Boko Haram is another brutal and unscrupulous non-state actor that without explanation or clear goals murders and kidnaps innocent people. They too should not go unchecked. These gross violations of international humanitarian law, human rights and human dignity must be stopped. And the perpetrators must be held responsible. The government of Nigeria must resume the full responsibility of protecting its citizens and, if needed, ask for international support to combat these terrorists.

Mr. President

The Human Rights Council is often criticised for internal disagreements between members, but in my opinion, that criticism is based on the misunderstanding of the very concept of the Human Rights Council.
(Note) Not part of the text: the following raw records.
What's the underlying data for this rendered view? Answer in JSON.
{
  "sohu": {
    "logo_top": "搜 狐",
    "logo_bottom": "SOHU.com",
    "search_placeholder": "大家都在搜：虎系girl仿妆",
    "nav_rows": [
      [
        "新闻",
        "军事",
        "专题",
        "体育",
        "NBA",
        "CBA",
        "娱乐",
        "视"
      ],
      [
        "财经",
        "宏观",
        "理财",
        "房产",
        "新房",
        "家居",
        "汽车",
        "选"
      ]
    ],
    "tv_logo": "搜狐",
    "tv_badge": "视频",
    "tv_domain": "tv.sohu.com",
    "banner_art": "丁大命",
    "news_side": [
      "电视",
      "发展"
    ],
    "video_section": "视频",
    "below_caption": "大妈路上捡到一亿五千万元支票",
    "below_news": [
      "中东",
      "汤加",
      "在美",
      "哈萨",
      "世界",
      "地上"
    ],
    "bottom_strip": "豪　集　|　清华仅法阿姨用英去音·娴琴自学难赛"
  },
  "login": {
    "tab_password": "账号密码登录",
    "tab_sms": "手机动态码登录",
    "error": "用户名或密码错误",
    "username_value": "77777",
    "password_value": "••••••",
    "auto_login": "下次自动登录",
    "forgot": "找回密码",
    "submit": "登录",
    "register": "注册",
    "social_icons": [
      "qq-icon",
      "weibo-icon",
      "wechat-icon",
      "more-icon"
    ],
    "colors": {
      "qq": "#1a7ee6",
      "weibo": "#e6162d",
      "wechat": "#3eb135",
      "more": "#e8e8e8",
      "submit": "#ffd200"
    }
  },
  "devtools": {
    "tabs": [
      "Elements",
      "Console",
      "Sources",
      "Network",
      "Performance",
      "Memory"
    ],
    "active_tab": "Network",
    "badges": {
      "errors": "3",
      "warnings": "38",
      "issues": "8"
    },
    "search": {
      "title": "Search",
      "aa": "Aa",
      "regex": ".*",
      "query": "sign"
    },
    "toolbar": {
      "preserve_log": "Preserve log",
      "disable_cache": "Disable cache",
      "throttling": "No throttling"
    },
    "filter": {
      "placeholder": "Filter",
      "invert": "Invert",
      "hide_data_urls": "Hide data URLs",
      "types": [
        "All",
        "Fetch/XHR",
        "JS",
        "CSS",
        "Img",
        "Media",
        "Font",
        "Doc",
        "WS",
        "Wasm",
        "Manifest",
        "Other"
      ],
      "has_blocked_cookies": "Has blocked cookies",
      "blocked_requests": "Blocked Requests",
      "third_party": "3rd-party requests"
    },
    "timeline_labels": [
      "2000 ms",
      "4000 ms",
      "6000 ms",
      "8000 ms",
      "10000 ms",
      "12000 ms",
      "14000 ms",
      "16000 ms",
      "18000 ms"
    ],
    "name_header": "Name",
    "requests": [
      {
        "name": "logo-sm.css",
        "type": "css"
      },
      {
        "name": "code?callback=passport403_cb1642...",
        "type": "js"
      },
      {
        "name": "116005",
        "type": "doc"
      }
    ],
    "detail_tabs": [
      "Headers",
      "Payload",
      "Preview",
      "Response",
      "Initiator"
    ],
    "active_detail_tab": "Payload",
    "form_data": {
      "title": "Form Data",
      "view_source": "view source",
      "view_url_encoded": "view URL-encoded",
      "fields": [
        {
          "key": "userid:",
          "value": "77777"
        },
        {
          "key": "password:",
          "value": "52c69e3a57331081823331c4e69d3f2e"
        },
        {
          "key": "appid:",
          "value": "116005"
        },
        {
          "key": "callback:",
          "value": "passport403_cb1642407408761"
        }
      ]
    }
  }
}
The strength of this council is that its composition reflects the global political landscape and, hence, also global disagreements. It is from its composition that the Human Rights Council draws its credibility. It is the scene where the world come together to discuss the issues that are difficult for all of us. And it is the place where we find solutions together.

The 10-year Convention against Torture Initiative – the CTI – which my Government launched last year together with the Governments of Chile, Ghana, Indonesia and Morocco is designed precisely in this spirit of finding solutions together. Solutions, to promote universal ratification and a better implementation of the UN Convention against Torture. Solutions, to ensure the respect for the absolute prohibition of torture  – one of the most fundamental rights of persons. Solutions, in fact, to ensure that government authorities do not misuse their power over individuals, in situations where the individual cannot just walk away.
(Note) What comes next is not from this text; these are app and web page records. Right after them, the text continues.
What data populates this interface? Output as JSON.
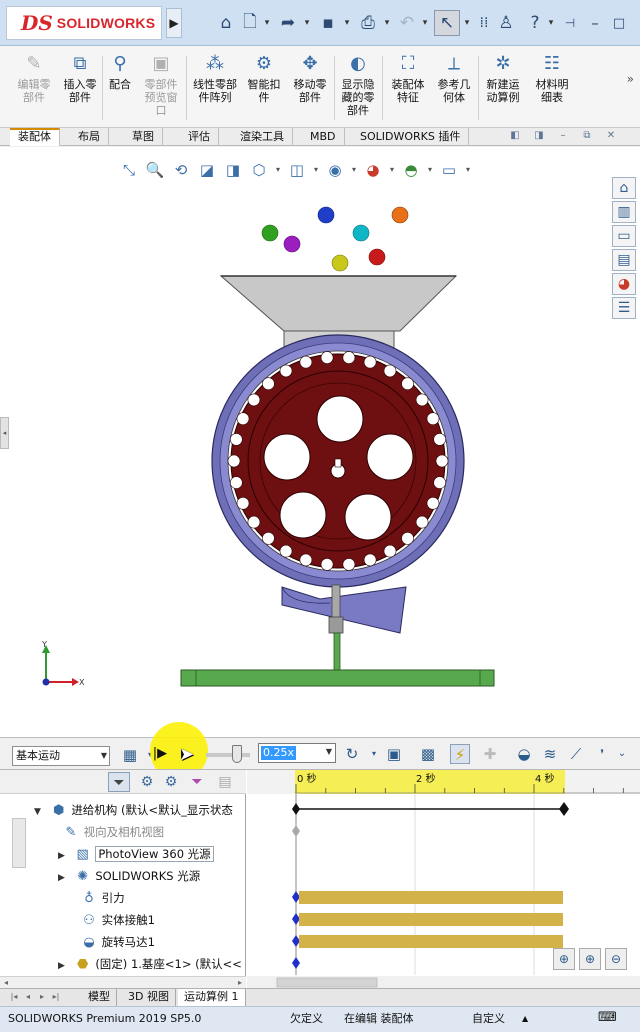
{
  "app": {
    "logo_ds": "DS",
    "logo_text": "SOLIDWORKS",
    "menu_arrow": "▶"
  },
  "quick_access": {
    "icons": [
      "home-icon",
      "new-document-icon",
      "open-icon",
      "save-icon",
      "print-icon",
      "undo-icon",
      "select-icon",
      "rebuild-icon",
      "user-icon",
      "help-icon"
    ]
  },
  "ribbon": {
    "buttons": [
      {
        "label": "编辑零\n部件",
        "icon": "edit-component-icon",
        "enabled": false
      },
      {
        "label": "插入零\n部件",
        "icon": "insert-components-icon",
        "enabled": true
      },
      {
        "label": "配合",
        "icon": "mate-icon",
        "enabled": true
      },
      {
        "label": "零部件\n预览窗\n口",
        "icon": "component-preview-icon",
        "enabled": false
      },
      {
        "label": "线性零部\n件阵列",
        "icon": "linear-pattern-icon",
        "enabled": true
      },
      {
        "label": "智能扣\n件",
        "icon": "smart-fasteners-icon",
        "enabled": true
      },
      {
        "label": "移动零\n部件",
        "icon": "move-component-icon",
        "enabled": true
      },
      {
        "label": "显示隐\n藏的零\n部件",
        "icon": "show-hidden-icon",
        "enabled": true
      },
      {
        "label": "装配体\n特征",
        "icon": "assembly-features-icon",
        "enabled": true
      },
      {
        "label": "参考几\n何体",
        "icon": "reference-geometry-icon",
        "enabled": true
      },
      {
        "label": "新建运\n动算例",
        "icon": "new-motion-study-icon",
        "enabled": true
      },
      {
        "label": "材料明\n细表",
        "icon": "bom-icon",
        "enabled": true
      }
    ]
  },
  "command_tabs": [
    "装配体",
    "布局",
    "草图",
    "评估",
    "渲染工具",
    "MBD",
    "SOLIDWORKS 插件"
  ],
  "command_tabs_active": 0,
  "motion": {
    "study_type": "基本运动",
    "speed": "0.25x",
    "timeline_labels": [
      "0 秒",
      "2 秒",
      "4 秒"
    ]
  },
  "tree": {
    "nodes": [
      {
        "label": "进给机构  (默认<默认_显示状态",
        "icon": "assembly-icon",
        "expander": "▼",
        "grey": false,
        "boxed": false
      },
      {
        "label": "视向及相机视图",
        "icon": "camera-views-icon",
        "expander": "",
        "grey": true,
        "boxed": false
      },
      {
        "label": "PhotoView 360 光源",
        "icon": "photoview-lights-icon",
        "expander": "▶",
        "grey": false,
        "boxed": true
      },
      {
        "label": "SOLIDWORKS 光源",
        "icon": "lights-icon",
        "expander": "▶",
        "grey": false,
        "boxed": false
      },
      {
        "label": "引力",
        "icon": "gravity-icon",
        "expander": "",
        "grey": false,
        "boxed": false
      },
      {
        "label": "实体接触1",
        "icon": "contact-icon",
        "expander": "",
        "grey": false,
        "boxed": false
      },
      {
        "label": "旋转马达1",
        "icon": "rotary-motor-icon",
        "expander": "",
        "grey": false,
        "boxed": false
      },
      {
        "label": "(固定) 1.基座<1> (默认<<",
        "icon": "part-icon",
        "expander": "▶",
        "grey": false,
        "boxed": false
      }
    ]
  },
  "bottom_tabs": [
    "模型",
    "3D 视图",
    "运动算例 1"
  ],
  "bottom_tabs_active": 2,
  "status": {
    "product": "SOLIDWORKS Premium 2019 SP5.0",
    "definition": "欠定义",
    "mode": "在编辑 装配体",
    "units": "自定义"
  },
  "colors": {
    "title_bar": "#cfe0f2",
    "accent": "#d28b00",
    "timeline_bar": "#d4b24a",
    "timeline_header": "#f5ef55",
    "gear_fill": "#6e0f12",
    "ring_fill": "#6f6fb8",
    "hopper": "#c9c9c9",
    "stand": "#58a84e",
    "balls": [
      "#2fa020",
      "#9a1fbe",
      "#1f3fc8",
      "#0fb6c6",
      "#e8701a",
      "#c8c81a",
      "#c81a1a"
    ]
  }
}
Mr President,
We seek strength and guidance in the values which unite us as human beings across the globe and which lie as a foundation of this Council; Instead of anarchy, intolerance and barbarism we insist - even in our darkest hour - on rule of law, mutual understanding and human compassion. We remind ourselves that the effect of terrorism solely depends on our reaction to it.

Our steadfast insistence on our fundamental values is our strongest weapon against terrorism. If we react with security measures infringing on the rule of law and the fundamental freedom of our citizens. Or with rhetorics generalizing and demonizing a minority among us. Or by curbing our freedom of expression in fear. Then the terrorists will have prevailed.  It is our collective obligation to ensure that his will never happen.

Thank you Mr. President